Records contained in a dataset

---------------

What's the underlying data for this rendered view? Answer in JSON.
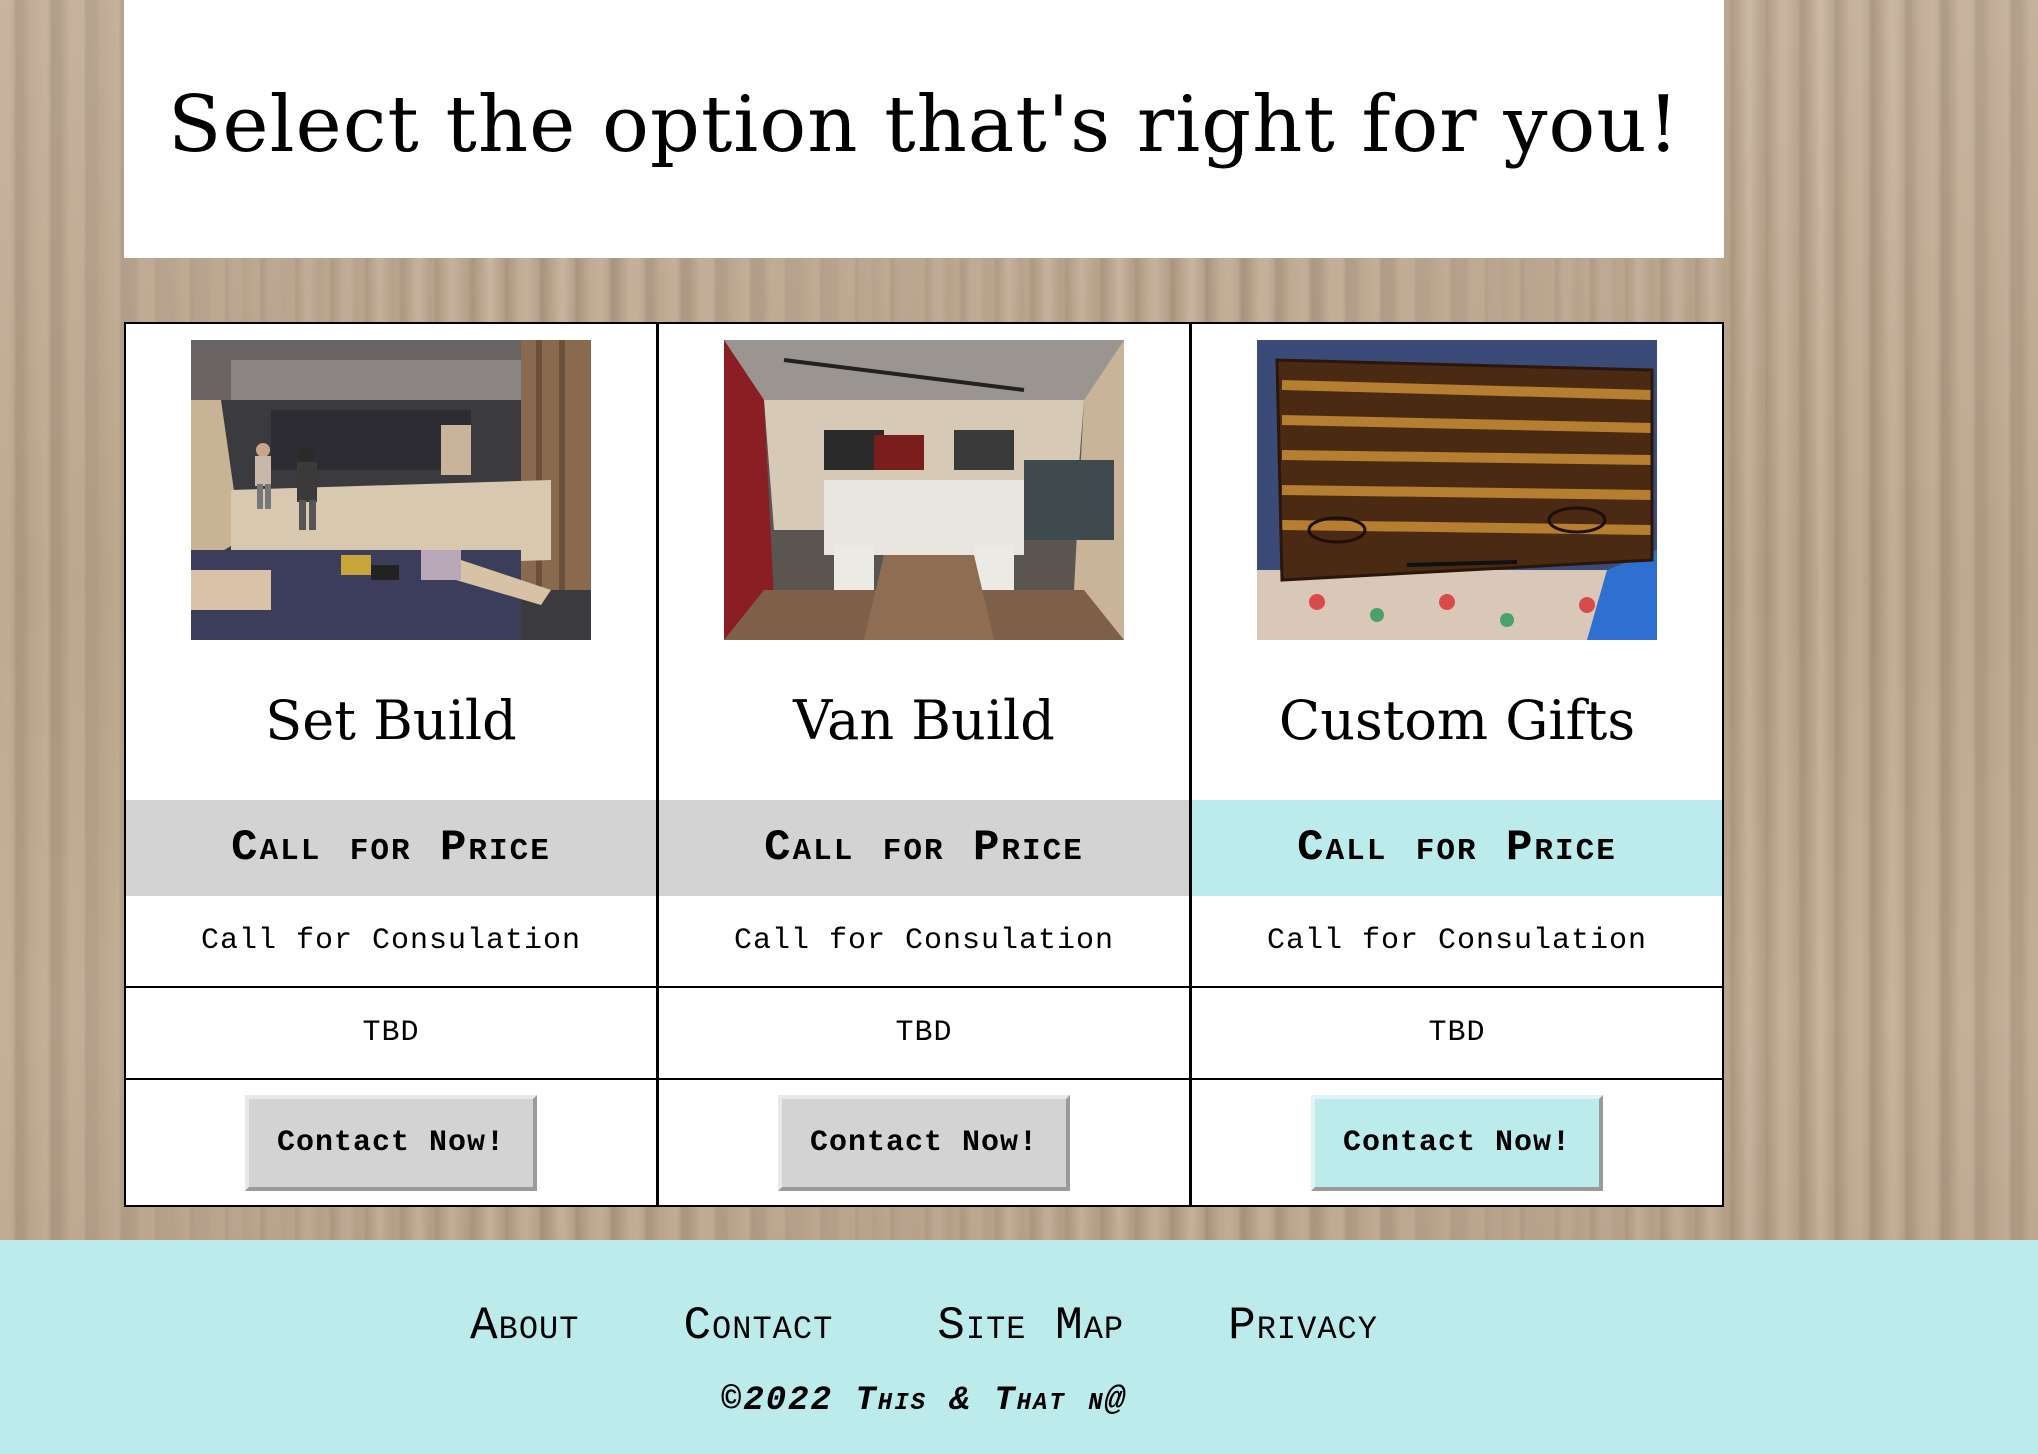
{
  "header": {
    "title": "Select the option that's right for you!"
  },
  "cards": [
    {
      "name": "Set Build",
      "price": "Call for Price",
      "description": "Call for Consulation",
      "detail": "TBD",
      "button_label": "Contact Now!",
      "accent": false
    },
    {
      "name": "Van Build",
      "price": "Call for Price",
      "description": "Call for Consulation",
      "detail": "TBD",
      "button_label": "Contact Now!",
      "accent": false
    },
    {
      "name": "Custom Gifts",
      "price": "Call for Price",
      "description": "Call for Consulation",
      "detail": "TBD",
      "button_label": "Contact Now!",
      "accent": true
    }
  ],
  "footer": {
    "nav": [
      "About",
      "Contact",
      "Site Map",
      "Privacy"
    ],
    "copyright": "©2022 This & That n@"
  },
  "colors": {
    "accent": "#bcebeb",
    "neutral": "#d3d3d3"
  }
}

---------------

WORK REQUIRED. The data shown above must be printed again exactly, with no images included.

OUTPUT OF THE EXERCISE.
What's the underlying data for this rendered view? Answer in JSON.
{
  "header": {
    "title": "Select the option that's right for you!"
  },
  "cards": [
    {
      "name": "Set Build",
      "price": "Call for Price",
      "description": "Call for Consulation",
      "detail": "TBD",
      "button_label": "Contact Now!",
      "accent": false
    },
    {
      "name": "Van Build",
      "price": "Call for Price",
      "description": "Call for Consulation",
      "detail": "TBD",
      "button_label": "Contact Now!",
      "accent": false
    },
    {
      "name": "Custom Gifts",
      "price": "Call for Price",
      "description": "Call for Consulation",
      "detail": "TBD",
      "button_label": "Contact Now!",
      "accent": true
    }
  ],
  "footer": {
    "nav": [
      "About",
      "Contact",
      "Site Map",
      "Privacy"
    ],
    "copyright": "©2022 This & That n@"
  },
  "colors": {
    "accent": "#bcebeb",
    "neutral": "#d3d3d3"
  }
}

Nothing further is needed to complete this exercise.